Those of you in the UK that are already EE customers can choose between paying a single upfront cost or spreading it out using EE’s Add To Plan purchase option. The latter turns the cost into a £10 upfront payment, then £35/month for 11 months – for a total cost of £395.
Nreal, a Chinese manufacturer of augmented reality (AR) smart glasses, announced last week it will accept orders for its Air smart glasses set for release in Japan on March 4th. The upcoming product will cost 39,799 yen (USD $345), according to a marketplace listing by KDDI.
KDDI and NTT Docomo will handle reservations for the Nreal Air device ahead of the Japanese release next week.
Nreal Air AR glasses: design
The Nreal Air appearance is a lot extra like a general pair of specs. An eagle-eyed onlooker would possibly spot the few key differences, however, there aren’t any cameras, so the AR issue isn’t that obvious. The selection to move the camera-much less immediately solves a number of the privacy worries that plagued previous devices, such as the Ray-Ban Stories and Google Glass.
You don’t must fear approximately your vision being tracked, and people around you could rest easy knowing they are being recorded without their consent. Still, there are a few signs that those aren’t normal glasses.
In order for the Nreal Air to function, they want to be plugged into your phone. Using the USB-C to USB-C cable inside the box, you could without difficulty hook up your devices via a port hidden in the quiet of one of the glass’s arms.
While now no longer as free as a completely wireless device – like a couple of Bluetooth headphones – we by no means had any troubles transferring our head around at the same time as plugged in.

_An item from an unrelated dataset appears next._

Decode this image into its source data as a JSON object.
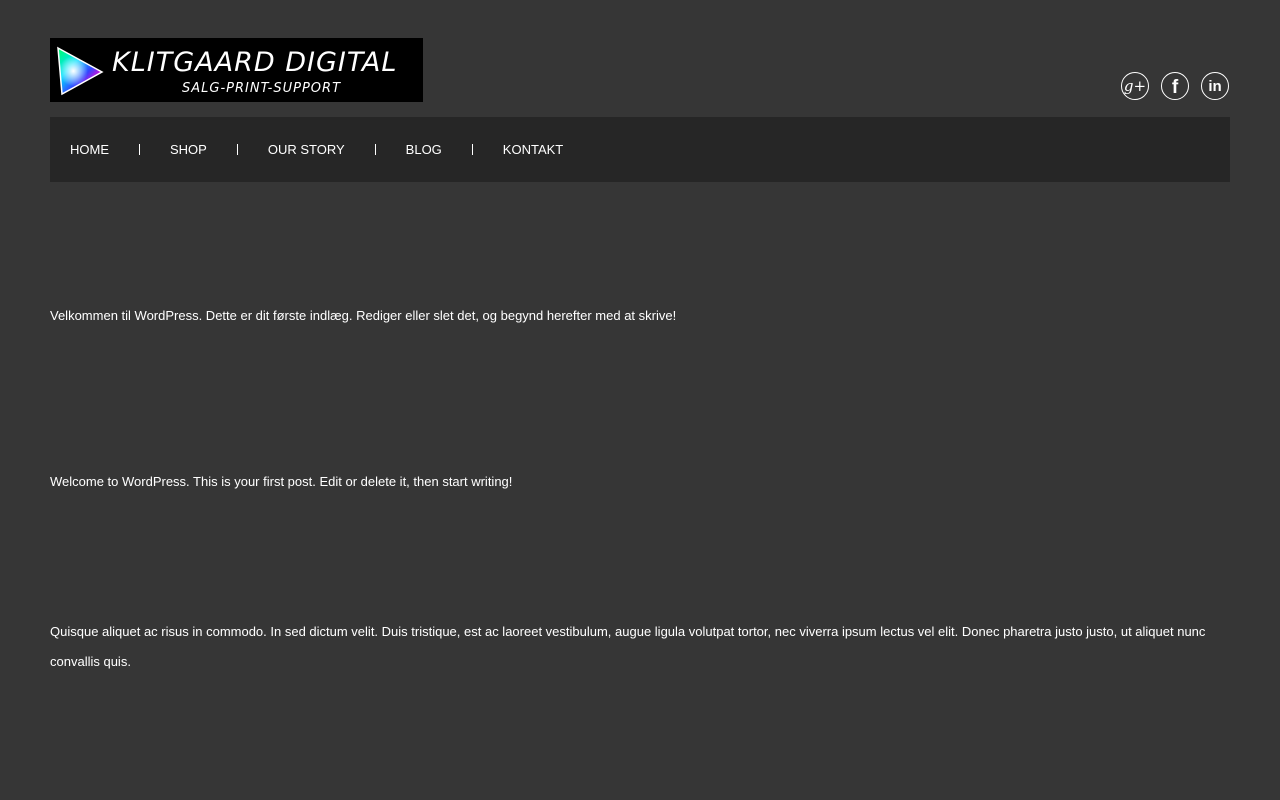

It caused so few troubles at the same time as we had been wearing the glasses that we simply absolutely forgot approximately the cable – except whilst taking the glasses on and off. The reliance on your phone’s power means those glasses are pretty light, simply 90g (0.2lbs) – they do not have an internal battery.
But in exchange, they’ll drain your phone’s battery fairly quickly, in particular, if you are the use of them for an extended period of time.
The other dead giveaway that the Nreal Air is not a regular pair of glasses is the internal lenses.
These are what give the glasses their AR capabilities, reflecting an image of your phone`s display screen in this sort of manner that it seems to be floating in front of you.
Nreal Air AR glasses: Specs
The Nreal Air AR glasses are more like a portable personal projector than a TV that fits in your pocket.
By this, we mean that the image through the glasses is best when you’re looking at an opaque, plain background in a room that isn’t filled with bright light. If you’re outside or facing a light source, you’ll need to attach the optional visor to have any chance of seeing what’s being displayed.
That being said, the glasses’ HD image is pretty impressive. The colors aren’t as vibrant as we’d like and the lack of 4K resolution is a little disappointing but the device’s relative screen size more than makes up for it. It’s roughly the same size as having a 130-inch TV 4m away from you – while not completely vision-filling, it is certainly more immersive than staring at your phone screen.